Instructions for the task:
Copy the full listing exactly.

Data provided:
^^^^^^^^

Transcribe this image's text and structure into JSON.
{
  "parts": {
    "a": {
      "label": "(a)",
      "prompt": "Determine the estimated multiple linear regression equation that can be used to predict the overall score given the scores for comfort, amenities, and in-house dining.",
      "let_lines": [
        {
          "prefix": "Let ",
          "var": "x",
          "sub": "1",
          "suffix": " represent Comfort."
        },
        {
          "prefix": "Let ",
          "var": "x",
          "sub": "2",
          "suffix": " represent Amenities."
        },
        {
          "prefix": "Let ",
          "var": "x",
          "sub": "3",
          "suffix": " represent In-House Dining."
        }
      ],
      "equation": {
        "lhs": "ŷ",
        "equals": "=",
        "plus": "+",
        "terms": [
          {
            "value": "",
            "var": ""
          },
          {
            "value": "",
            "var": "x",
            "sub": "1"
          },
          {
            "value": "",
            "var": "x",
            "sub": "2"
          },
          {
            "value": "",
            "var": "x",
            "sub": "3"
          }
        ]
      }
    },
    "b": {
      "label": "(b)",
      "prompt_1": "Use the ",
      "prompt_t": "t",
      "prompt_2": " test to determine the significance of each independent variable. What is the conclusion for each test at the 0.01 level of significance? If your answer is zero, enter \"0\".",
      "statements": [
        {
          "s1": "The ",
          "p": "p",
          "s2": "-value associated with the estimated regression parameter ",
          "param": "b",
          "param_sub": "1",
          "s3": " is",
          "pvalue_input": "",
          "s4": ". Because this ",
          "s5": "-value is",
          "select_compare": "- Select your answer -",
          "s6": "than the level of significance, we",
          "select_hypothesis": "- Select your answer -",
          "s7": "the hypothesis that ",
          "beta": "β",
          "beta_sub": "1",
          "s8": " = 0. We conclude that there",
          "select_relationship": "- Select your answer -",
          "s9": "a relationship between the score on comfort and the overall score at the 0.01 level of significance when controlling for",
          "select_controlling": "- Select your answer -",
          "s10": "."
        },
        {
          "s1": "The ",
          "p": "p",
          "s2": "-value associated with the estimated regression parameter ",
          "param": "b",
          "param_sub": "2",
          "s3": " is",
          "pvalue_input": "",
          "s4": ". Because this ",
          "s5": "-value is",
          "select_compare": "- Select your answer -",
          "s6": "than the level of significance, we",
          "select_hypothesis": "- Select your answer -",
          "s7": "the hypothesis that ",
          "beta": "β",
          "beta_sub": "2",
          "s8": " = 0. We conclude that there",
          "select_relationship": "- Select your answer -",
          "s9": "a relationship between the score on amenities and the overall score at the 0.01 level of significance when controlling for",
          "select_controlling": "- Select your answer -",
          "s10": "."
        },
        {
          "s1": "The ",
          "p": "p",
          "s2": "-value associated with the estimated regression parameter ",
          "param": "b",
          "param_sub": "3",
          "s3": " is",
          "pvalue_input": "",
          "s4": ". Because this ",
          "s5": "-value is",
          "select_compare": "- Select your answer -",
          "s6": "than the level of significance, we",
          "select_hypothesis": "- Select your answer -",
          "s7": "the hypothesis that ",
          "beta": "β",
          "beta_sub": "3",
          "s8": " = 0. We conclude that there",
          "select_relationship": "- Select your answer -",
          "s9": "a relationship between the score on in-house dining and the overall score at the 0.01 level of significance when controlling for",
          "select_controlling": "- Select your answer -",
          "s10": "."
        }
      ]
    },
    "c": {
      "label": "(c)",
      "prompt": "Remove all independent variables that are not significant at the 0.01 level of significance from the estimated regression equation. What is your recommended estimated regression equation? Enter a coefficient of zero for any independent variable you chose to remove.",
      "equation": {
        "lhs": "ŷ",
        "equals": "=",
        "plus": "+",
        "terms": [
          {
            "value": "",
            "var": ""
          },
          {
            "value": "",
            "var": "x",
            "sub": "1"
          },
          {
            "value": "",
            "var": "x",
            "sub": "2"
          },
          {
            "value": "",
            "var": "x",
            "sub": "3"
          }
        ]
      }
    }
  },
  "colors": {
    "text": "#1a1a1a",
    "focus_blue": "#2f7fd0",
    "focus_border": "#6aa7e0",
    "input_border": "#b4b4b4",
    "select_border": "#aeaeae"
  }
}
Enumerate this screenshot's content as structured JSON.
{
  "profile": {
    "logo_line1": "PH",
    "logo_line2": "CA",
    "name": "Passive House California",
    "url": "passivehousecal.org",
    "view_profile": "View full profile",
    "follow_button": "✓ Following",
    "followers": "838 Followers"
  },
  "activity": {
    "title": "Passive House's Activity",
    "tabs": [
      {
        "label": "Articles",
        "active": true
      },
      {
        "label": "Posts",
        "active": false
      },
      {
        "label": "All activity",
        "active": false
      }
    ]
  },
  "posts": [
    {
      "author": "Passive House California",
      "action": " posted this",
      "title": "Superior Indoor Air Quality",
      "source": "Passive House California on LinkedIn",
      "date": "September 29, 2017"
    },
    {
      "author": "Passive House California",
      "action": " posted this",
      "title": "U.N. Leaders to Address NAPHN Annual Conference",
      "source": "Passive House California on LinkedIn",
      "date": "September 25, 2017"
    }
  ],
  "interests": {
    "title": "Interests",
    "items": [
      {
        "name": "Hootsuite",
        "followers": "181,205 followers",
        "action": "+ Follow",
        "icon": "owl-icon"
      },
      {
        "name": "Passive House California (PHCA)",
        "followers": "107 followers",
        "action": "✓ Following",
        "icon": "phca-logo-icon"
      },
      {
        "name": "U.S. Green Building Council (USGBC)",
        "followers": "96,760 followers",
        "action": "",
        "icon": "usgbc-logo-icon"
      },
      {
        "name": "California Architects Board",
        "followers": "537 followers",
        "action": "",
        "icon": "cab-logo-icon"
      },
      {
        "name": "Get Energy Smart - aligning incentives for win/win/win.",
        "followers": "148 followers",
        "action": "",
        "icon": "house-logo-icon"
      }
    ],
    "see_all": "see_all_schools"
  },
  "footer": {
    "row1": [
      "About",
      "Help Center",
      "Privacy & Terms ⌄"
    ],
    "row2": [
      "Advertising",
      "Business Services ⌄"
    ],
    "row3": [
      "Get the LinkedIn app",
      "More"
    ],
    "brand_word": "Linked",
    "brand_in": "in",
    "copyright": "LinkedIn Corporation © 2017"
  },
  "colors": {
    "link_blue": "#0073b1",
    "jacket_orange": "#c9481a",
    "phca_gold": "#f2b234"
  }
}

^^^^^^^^

Solution:
Transcribe this image's text and structure into JSON.
{
  "parts": {
    "a": {
      "label": "(a)",
      "prompt": "Determine the estimated multiple linear regression equation that can be used to predict the overall score given the scores for comfort, amenities, and in-house dining.",
      "let_lines": [
        {
          "prefix": "Let ",
          "var": "x",
          "sub": "1",
          "suffix": " represent Comfort."
        },
        {
          "prefix": "Let ",
          "var": "x",
          "sub": "2",
          "suffix": " represent Amenities."
        },
        {
          "prefix": "Let ",
          "var": "x",
          "sub": "3",
          "suffix": " represent In-House Dining."
        }
      ],
      "equation": {
        "lhs": "ŷ",
        "equals": "=",
        "plus": "+",
        "terms": [
          {
            "value": "",
            "var": ""
          },
          {
            "value": "",
            "var": "x",
            "sub": "1"
          },
          {
            "value": "",
            "var": "x",
            "sub": "2"
          },
          {
            "value": "",
            "var": "x",
            "sub": "3"
          }
        ]
      }
    },
    "b": {
      "label": "(b)",
      "prompt_1": "Use the ",
      "prompt_t": "t",
      "prompt_2": " test to determine the significance of each independent variable. What is the conclusion for each test at the 0.01 level of significance? If your answer is zero, enter \"0\".",
      "statements": [
        {
          "s1": "The ",
          "p": "p",
          "s2": "-value associated with the estimated regression parameter ",
          "param": "b",
          "param_sub": "1",
          "s3": " is",
          "pvalue_input": "",
          "s4": ". Because this ",
          "s5": "-value is",
          "select_compare": "- Select your answer -",
          "s6": "than the level of significance, we",
          "select_hypothesis": "- Select your answer -",
          "s7": "the hypothesis that ",
          "beta": "β",
          "beta_sub": "1",
          "s8": " = 0. We conclude that there",
          "select_relationship": "- Select your answer -",
          "s9": "a relationship between the score on comfort and the overall score at the 0.01 level of significance when controlling for",
          "select_controlling": "- Select your answer -",
          "s10": "."
        },
        {
          "s1": "The ",
          "p": "p",
          "s2": "-value associated with the estimated regression parameter ",
          "param": "b",
          "param_sub": "2",
          "s3": " is",
          "pvalue_input": "",
          "s4": ". Because this ",
          "s5": "-value is",
          "select_compare": "- Select your answer -",
          "s6": "than the level of significance, we",
          "select_hypothesis": "- Select your answer -",
          "s7": "the hypothesis that ",
          "beta": "β",
          "beta_sub": "2",
          "s8": " = 0. We conclude that there",
          "select_relationship": "- Select your answer -",
          "s9": "a relationship between the score on amenities and the overall score at the 0.01 level of significance when controlling for",
          "select_controlling": "- Select your answer -",
          "s10": "."
        },
        {
          "s1": "The ",
          "p": "p",
          "s2": "-value associated with the estimated regression parameter ",
          "param": "b",
          "param_sub": "3",
          "s3": " is",
          "pvalue_input": "",
          "s4": ". Because this ",
          "s5": "-value is",
          "select_compare": "- Select your answer -",
          "s6": "than the level of significance, we",
          "select_hypothesis": "- Select your answer -",
          "s7": "the hypothesis that ",
          "beta": "β",
          "beta_sub": "3",
          "s8": " = 0. We conclude that there",
          "select_relationship": "- Select your answer -",
          "s9": "a relationship between the score on in-house dining and the overall score at the 0.01 level of significance when controlling for",
          "select_controlling": "- Select your answer -",
          "s10": "."
        }
      ]
    },
    "c": {
      "label": "(c)",
      "prompt": "Remove all independent variables that are not significant at the 0.01 level of significance from the estimated regression equation. What is your recommended estimated regression equation? Enter a coefficient of zero for any independent variable you chose to remove.",
      "equation": {
        "lhs": "ŷ",
        "equals": "=",
        "plus": "+",
        "terms": [
          {
            "value": "",
            "var": ""
          },
          {
            "value": "",
            "var": "x",
            "sub": "1"
          },
          {
            "value": "",
            "var": "x",
            "sub": "2"
          },
          {
            "value": "",
            "var": "x",
            "sub": "3"
          }
        ]
      }
    }
  },
  "colors": {
    "text": "#1a1a1a",
    "focus_blue": "#2f7fd0",
    "focus_border": "#6aa7e0",
    "input_border": "#b4b4b4",
    "select_border": "#aeaeae"
  }
}
Enumerate this screenshot's content as structured JSON.
{
  "profile": {
    "logo_line1": "PH",
    "logo_line2": "CA",
    "name": "Passive House California",
    "url": "passivehousecal.org",
    "view_profile": "View full profile",
    "follow_button": "✓ Following",
    "followers": "838 Followers"
  },
  "activity": {
    "title": "Passive House's Activity",
    "tabs": [
      {
        "label": "Articles",
        "active": true
      },
      {
        "label": "Posts",
        "active": false
      },
      {
        "label": "All activity",
        "active": false
      }
    ]
  },
  "posts": [
    {
      "author": "Passive House California",
      "action": " posted this",
      "title": "Superior Indoor Air Quality",
      "source": "Passive House California on LinkedIn",
      "date": "September 29, 2017"
    },
    {
      "author": "Passive House California",
      "action": " posted this",
      "title": "U.N. Leaders to Address NAPHN Annual Conference",
      "source": "Passive House California on LinkedIn",
      "date": "September 25, 2017"
    }
  ],
  "interests": {
    "title": "Interests",
    "items": [
      {
        "name": "Hootsuite",
        "followers": "181,205 followers",
        "action": "+ Follow",
        "icon": "owl-icon"
      },
      {
        "name": "Passive House California (PHCA)",
        "followers": "107 followers",
        "action": "✓ Following",
        "icon": "phca-logo-icon"
      },
      {
        "name": "U.S. Green Building Council (USGBC)",
        "followers": "96,760 followers",
        "action": "",
        "icon": "usgbc-logo-icon"
      },
      {
        "name": "California Architects Board",
        "followers": "537 followers",
        "action": "",
        "icon": "cab-logo-icon"
      },
      {
        "name": "Get Energy Smart - aligning incentives for win/win/win.",
        "followers": "148 followers",
        "action": "",
        "icon": "house-logo-icon"
      }
    ],
    "see_all": "see_all_schools"
  },
  "footer": {
    "row1": [
      "About",
      "Help Center",
      "Privacy & Terms ⌄"
    ],
    "row2": [
      "Advertising",
      "Business Services ⌄"
    ],
    "row3": [
      "Get the LinkedIn app",
      "More"
    ],
    "brand_word": "Linked",
    "brand_in": "in",
    "copyright": "LinkedIn Corporation © 2017"
  },
  "colors": {
    "link_blue": "#0073b1",
    "jacket_orange": "#c9481a",
    "phca_gold": "#f2b234"
  }
}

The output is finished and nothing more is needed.